=== What you will do ===
With all images left out, restate the records below exactly as written.

START Data to process

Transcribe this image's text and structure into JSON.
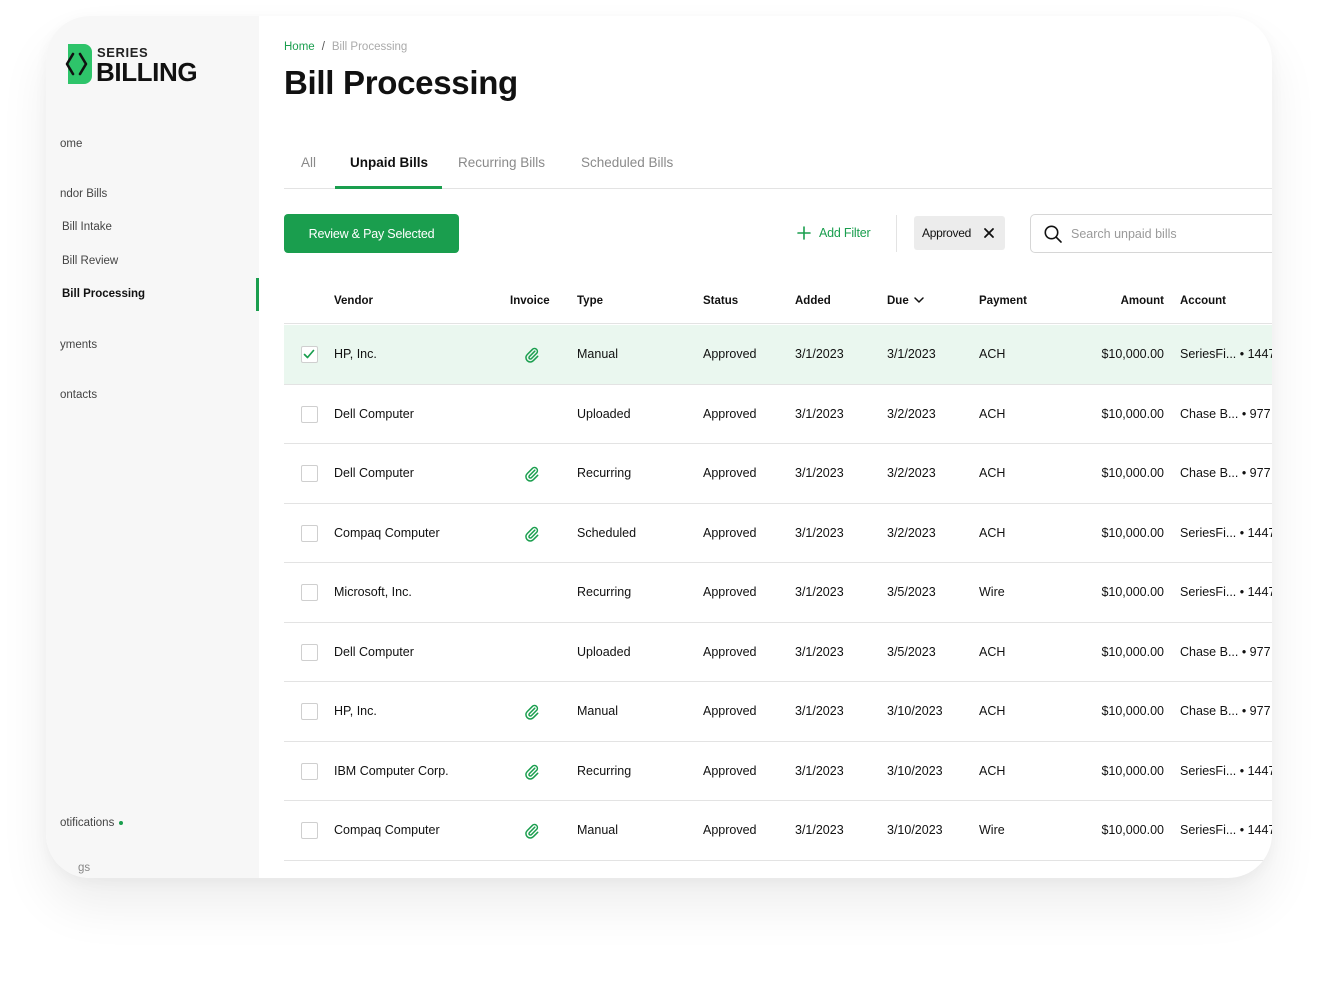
{
  "brand": {
    "series": "SERIES",
    "billing": "BILLING",
    "mark_color": "#2ec46a"
  },
  "sidebar": {
    "items": [
      {
        "label": "ome"
      },
      {
        "label": "ndor Bills"
      },
      {
        "label": "Bill Intake"
      },
      {
        "label": "Bill Review"
      },
      {
        "label": "Bill Processing"
      },
      {
        "label": "yments"
      },
      {
        "label": "ontacts"
      },
      {
        "label": "otifications"
      },
      {
        "label": "gs"
      }
    ],
    "active_index": 4
  },
  "breadcrumb": {
    "home": "Home",
    "separator": "/",
    "current": "Bill Processing"
  },
  "page_title": "Bill Processing",
  "tabs": [
    {
      "label": "All"
    },
    {
      "label": "Unpaid Bills"
    },
    {
      "label": "Recurring Bills"
    },
    {
      "label": "Scheduled Bills"
    }
  ],
  "active_tab": 1,
  "toolbar": {
    "review_pay_label": "Review & Pay Selected",
    "add_filter_label": "Add Filter",
    "filter_chip_label": "Approved",
    "search_placeholder": "Search unpaid bills",
    "search_value": ""
  },
  "table": {
    "columns": {
      "vendor": "Vendor",
      "invoice": "Invoice",
      "type": "Type",
      "status": "Status",
      "added": "Added",
      "due": "Due",
      "payment": "Payment",
      "amount": "Amount",
      "account": "Account"
    },
    "rows": [
      {
        "selected": true,
        "vendor": "HP, Inc.",
        "invoice": true,
        "type": "Manual",
        "status": "Approved",
        "added": "3/1/2023",
        "due": "3/1/2023",
        "payment": "ACH",
        "amount": "$10,000.00",
        "account": "SeriesFi... • 1447"
      },
      {
        "selected": false,
        "vendor": "Dell Computer",
        "invoice": false,
        "type": "Uploaded",
        "status": "Approved",
        "added": "3/1/2023",
        "due": "3/2/2023",
        "payment": "ACH",
        "amount": "$10,000.00",
        "account": "Chase B... • 977"
      },
      {
        "selected": false,
        "vendor": "Dell Computer",
        "invoice": true,
        "type": "Recurring",
        "status": "Approved",
        "added": "3/1/2023",
        "due": "3/2/2023",
        "payment": "ACH",
        "amount": "$10,000.00",
        "account": "Chase B... • 977"
      },
      {
        "selected": false,
        "vendor": "Compaq Computer",
        "invoice": true,
        "type": "Scheduled",
        "status": "Approved",
        "added": "3/1/2023",
        "due": "3/2/2023",
        "payment": "ACH",
        "amount": "$10,000.00",
        "account": "SeriesFi... • 1447"
      },
      {
        "selected": false,
        "vendor": "Microsoft, Inc.",
        "invoice": false,
        "type": "Recurring",
        "status": "Approved",
        "added": "3/1/2023",
        "due": "3/5/2023",
        "payment": "Wire",
        "amount": "$10,000.00",
        "account": "SeriesFi... • 1447"
      },
      {
        "selected": false,
        "vendor": "Dell Computer",
        "invoice": false,
        "type": "Uploaded",
        "status": "Approved",
        "added": "3/1/2023",
        "due": "3/5/2023",
        "payment": "ACH",
        "amount": "$10,000.00",
        "account": "Chase B... • 977"
      },
      {
        "selected": false,
        "vendor": "HP, Inc.",
        "invoice": true,
        "type": "Manual",
        "status": "Approved",
        "added": "3/1/2023",
        "due": "3/10/2023",
        "payment": "ACH",
        "amount": "$10,000.00",
        "account": "Chase B... • 977"
      },
      {
        "selected": false,
        "vendor": "IBM Computer Corp.",
        "invoice": true,
        "type": "Recurring",
        "status": "Approved",
        "added": "3/1/2023",
        "due": "3/10/2023",
        "payment": "ACH",
        "amount": "$10,000.00",
        "account": "SeriesFi... • 1447"
      },
      {
        "selected": false,
        "vendor": "Compaq Computer",
        "invoice": true,
        "type": "Manual",
        "status": "Approved",
        "added": "3/1/2023",
        "due": "3/10/2023",
        "payment": "Wire",
        "amount": "$10,000.00",
        "account": "SeriesFi... • 1447"
      }
    ]
  },
  "colors": {
    "accent": "#1a9e4e",
    "selected_row": "#eaf7ef",
    "sidebar_bg": "#f7f7f7"
  }
}
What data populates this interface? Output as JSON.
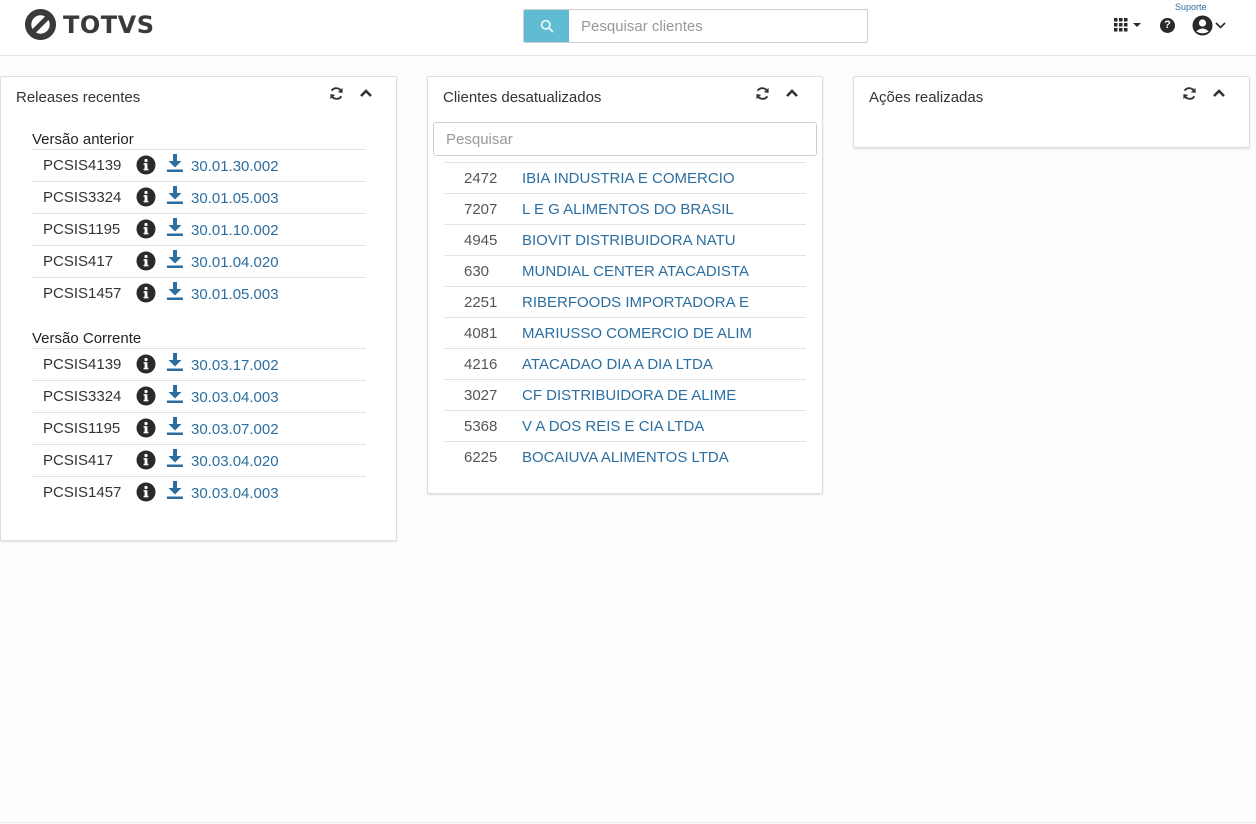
{
  "header": {
    "brand": "TOTVS",
    "search_placeholder": "Pesquisar clientes",
    "support_label": "Suporte",
    "icons": [
      "search-icon",
      "apps-grid-icon",
      "help-icon",
      "user-circle-icon"
    ]
  },
  "colors": {
    "accent": "#5fbcd3",
    "link": "#2c6ea0",
    "text": "#333333"
  },
  "releases_card": {
    "title": "Releases recentes",
    "sections": [
      {
        "title": "Versão anterior",
        "items": [
          {
            "code": "PCSIS4139",
            "version": "30.01.30.002"
          },
          {
            "code": "PCSIS3324",
            "version": "30.01.05.003"
          },
          {
            "code": "PCSIS1195",
            "version": "30.01.10.002"
          },
          {
            "code": "PCSIS417",
            "version": "30.01.04.020"
          },
          {
            "code": "PCSIS1457",
            "version": "30.01.05.003"
          }
        ]
      },
      {
        "title": "Versão Corrente",
        "items": [
          {
            "code": "PCSIS4139",
            "version": "30.03.17.002"
          },
          {
            "code": "PCSIS3324",
            "version": "30.03.04.003"
          },
          {
            "code": "PCSIS1195",
            "version": "30.03.07.002"
          },
          {
            "code": "PCSIS417",
            "version": "30.03.04.020"
          },
          {
            "code": "PCSIS1457",
            "version": "30.03.04.003"
          }
        ]
      }
    ]
  },
  "clients_card": {
    "title": "Clientes desatualizados",
    "filter_placeholder": "Pesquisar",
    "clients": [
      {
        "code": "2472",
        "name": "IBIA INDUSTRIA E COMERCIO"
      },
      {
        "code": "7207",
        "name": "L E G ALIMENTOS DO BRASIL"
      },
      {
        "code": "4945",
        "name": "BIOVIT DISTRIBUIDORA NATU"
      },
      {
        "code": "630",
        "name": "MUNDIAL CENTER ATACADISTA"
      },
      {
        "code": "2251",
        "name": "RIBERFOODS IMPORTADORA E"
      },
      {
        "code": "4081",
        "name": "MARIUSSO COMERCIO DE ALIM"
      },
      {
        "code": "4216",
        "name": "ATACADAO DIA A DIA LTDA"
      },
      {
        "code": "3027",
        "name": "CF DISTRIBUIDORA DE ALIME"
      },
      {
        "code": "5368",
        "name": "V A DOS REIS E CIA LTDA"
      },
      {
        "code": "6225",
        "name": "BOCAIUVA ALIMENTOS LTDA"
      }
    ]
  },
  "actions_card": {
    "title": "Ações realizadas"
  }
}
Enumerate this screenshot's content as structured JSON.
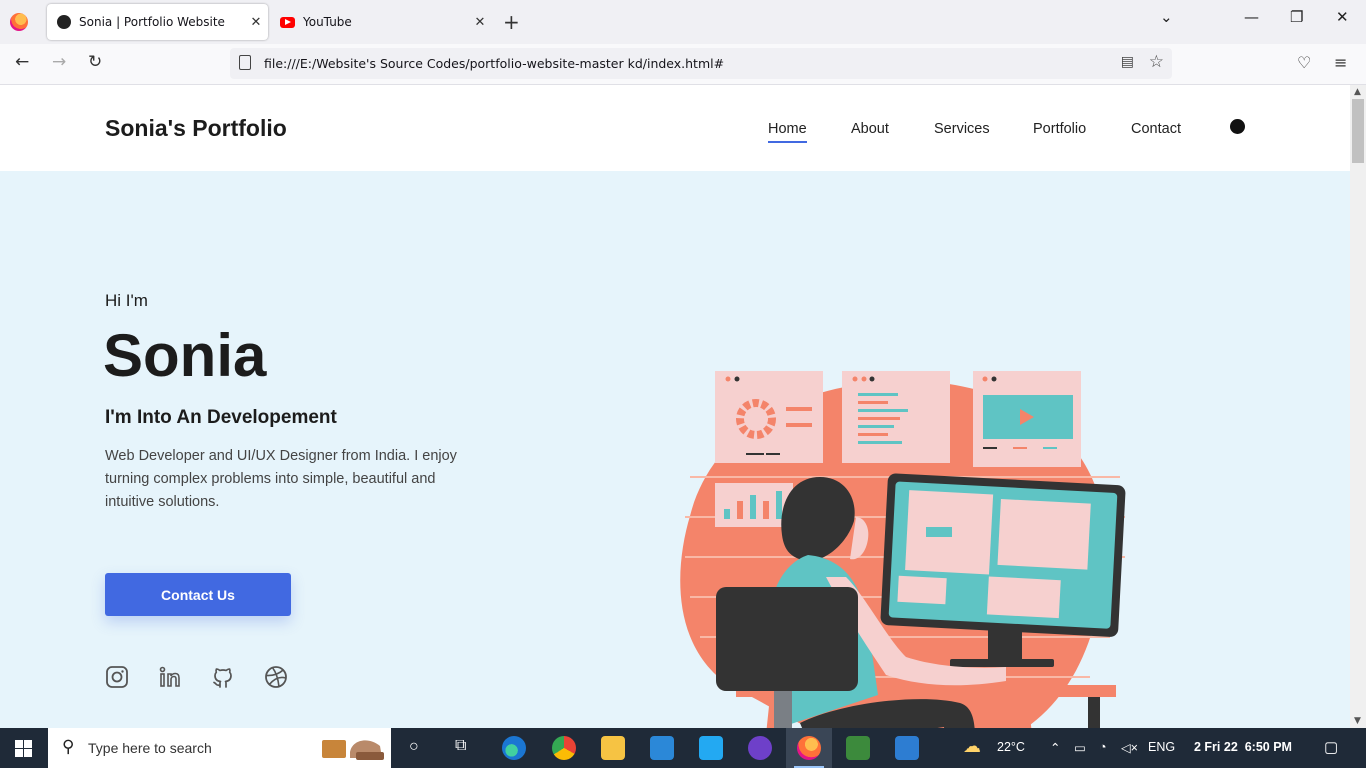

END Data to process

=== Solution to this problem ===
Transcribe this image's text and structure into JSON.
{
  "brand": {
    "series": "SERIES",
    "billing": "BILLING",
    "mark_color": "#2ec46a"
  },
  "sidebar": {
    "items": [
      {
        "label": "ome"
      },
      {
        "label": "ndor Bills"
      },
      {
        "label": "Bill Intake"
      },
      {
        "label": "Bill Review"
      },
      {
        "label": "Bill Processing"
      },
      {
        "label": "yments"
      },
      {
        "label": "ontacts"
      },
      {
        "label": "otifications"
      },
      {
        "label": "gs"
      }
    ],
    "active_index": 4
  },
  "breadcrumb": {
    "home": "Home",
    "separator": "/",
    "current": "Bill Processing"
  },
  "page_title": "Bill Processing",
  "tabs": [
    {
      "label": "All"
    },
    {
      "label": "Unpaid Bills"
    },
    {
      "label": "Recurring Bills"
    },
    {
      "label": "Scheduled Bills"
    }
  ],
  "active_tab": 1,
  "toolbar": {
    "review_pay_label": "Review & Pay Selected",
    "add_filter_label": "Add Filter",
    "filter_chip_label": "Approved",
    "search_placeholder": "Search unpaid bills",
    "search_value": ""
  },
  "table": {
    "columns": {
      "vendor": "Vendor",
      "invoice": "Invoice",
      "type": "Type",
      "status": "Status",
      "added": "Added",
      "due": "Due",
      "payment": "Payment",
      "amount": "Amount",
      "account": "Account"
    },
    "rows": [
      {
        "selected": true,
        "vendor": "HP, Inc.",
        "invoice": true,
        "type": "Manual",
        "status": "Approved",
        "added": "3/1/2023",
        "due": "3/1/2023",
        "payment": "ACH",
        "amount": "$10,000.00",
        "account": "SeriesFi... • 1447"
      },
      {
        "selected": false,
        "vendor": "Dell Computer",
        "invoice": false,
        "type": "Uploaded",
        "status": "Approved",
        "added": "3/1/2023",
        "due": "3/2/2023",
        "payment": "ACH",
        "amount": "$10,000.00",
        "account": "Chase B... • 977"
      },
      {
        "selected": false,
        "vendor": "Dell Computer",
        "invoice": true,
        "type": "Recurring",
        "status": "Approved",
        "added": "3/1/2023",
        "due": "3/2/2023",
        "payment": "ACH",
        "amount": "$10,000.00",
        "account": "Chase B... • 977"
      },
      {
        "selected": false,
        "vendor": "Compaq Computer",
        "invoice": true,
        "type": "Scheduled",
        "status": "Approved",
        "added": "3/1/2023",
        "due": "3/2/2023",
        "payment": "ACH",
        "amount": "$10,000.00",
        "account": "SeriesFi... • 1447"
      },
      {
        "selected": false,
        "vendor": "Microsoft, Inc.",
        "invoice": false,
        "type": "Recurring",
        "status": "Approved",
        "added": "3/1/2023",
        "due": "3/5/2023",
        "payment": "Wire",
        "amount": "$10,000.00",
        "account": "SeriesFi... • 1447"
      },
      {
        "selected": false,
        "vendor": "Dell Computer",
        "invoice": false,
        "type": "Uploaded",
        "status": "Approved",
        "added": "3/1/2023",
        "due": "3/5/2023",
        "payment": "ACH",
        "amount": "$10,000.00",
        "account": "Chase B... • 977"
      },
      {
        "selected": false,
        "vendor": "HP, Inc.",
        "invoice": true,
        "type": "Manual",
        "status": "Approved",
        "added": "3/1/2023",
        "due": "3/10/2023",
        "payment": "ACH",
        "amount": "$10,000.00",
        "account": "Chase B... • 977"
      },
      {
        "selected": false,
        "vendor": "IBM Computer Corp.",
        "invoice": true,
        "type": "Recurring",
        "status": "Approved",
        "added": "3/1/2023",
        "due": "3/10/2023",
        "payment": "ACH",
        "amount": "$10,000.00",
        "account": "SeriesFi... • 1447"
      },
      {
        "selected": false,
        "vendor": "Compaq Computer",
        "invoice": true,
        "type": "Manual",
        "status": "Approved",
        "added": "3/1/2023",
        "due": "3/10/2023",
        "payment": "Wire",
        "amount": "$10,000.00",
        "account": "SeriesFi... • 1447"
      }
    ]
  },
  "colors": {
    "accent": "#1a9e4e",
    "selected_row": "#eaf7ef",
    "sidebar_bg": "#f7f7f7"
  }
}
What data populates this interface? Output as JSON.
{
  "header": {
    "brand": "TOTVS",
    "search_placeholder": "Pesquisar clientes",
    "support_label": "Suporte",
    "icons": [
      "search-icon",
      "apps-grid-icon",
      "help-icon",
      "user-circle-icon"
    ]
  },
  "colors": {
    "accent": "#5fbcd3",
    "link": "#2c6ea0",
    "text": "#333333"
  },
  "releases_card": {
    "title": "Releases recentes",
    "sections": [
      {
        "title": "Versão anterior",
        "items": [
          {
            "code": "PCSIS4139",
            "version": "30.01.30.002"
          },
          {
            "code": "PCSIS3324",
            "version": "30.01.05.003"
          },
          {
            "code": "PCSIS1195",
            "version": "30.01.10.002"
          },
          {
            "code": "PCSIS417",
            "version": "30.01.04.020"
          },
          {
            "code": "PCSIS1457",
            "version": "30.01.05.003"
          }
        ]
      },
      {
        "title": "Versão Corrente",
        "items": [
          {
            "code": "PCSIS4139",
            "version": "30.03.17.002"
          },
          {
            "code": "PCSIS3324",
            "version": "30.03.04.003"
          },
          {
            "code": "PCSIS1195",
            "version": "30.03.07.002"
          },
          {
            "code": "PCSIS417",
            "version": "30.03.04.020"
          },
          {
            "code": "PCSIS1457",
            "version": "30.03.04.003"
          }
        ]
      }
    ]
  },
  "clients_card": {
    "title": "Clientes desatualizados",
    "filter_placeholder": "Pesquisar",
    "clients": [
      {
        "code": "2472",
        "name": "IBIA INDUSTRIA E COMERCIO"
      },
      {
        "code": "7207",
        "name": "L E G ALIMENTOS DO BRASIL"
      },
      {
        "code": "4945",
        "name": "BIOVIT DISTRIBUIDORA NATU"
      },
      {
        "code": "630",
        "name": "MUNDIAL CENTER ATACADISTA"
      },
      {
        "code": "2251",
        "name": "RIBERFOODS IMPORTADORA E"
      },
      {
        "code": "4081",
        "name": "MARIUSSO COMERCIO DE ALIM"
      },
      {
        "code": "4216",
        "name": "ATACADAO DIA A DIA LTDA"
      },
      {
        "code": "3027",
        "name": "CF DISTRIBUIDORA DE ALIME"
      },
      {
        "code": "5368",
        "name": "V A DOS REIS E CIA LTDA"
      },
      {
        "code": "6225",
        "name": "BOCAIUVA ALIMENTOS LTDA"
      }
    ]
  },
  "actions_card": {
    "title": "Ações realizadas"
  }
}
Enumerate this screenshot's content as structured JSON.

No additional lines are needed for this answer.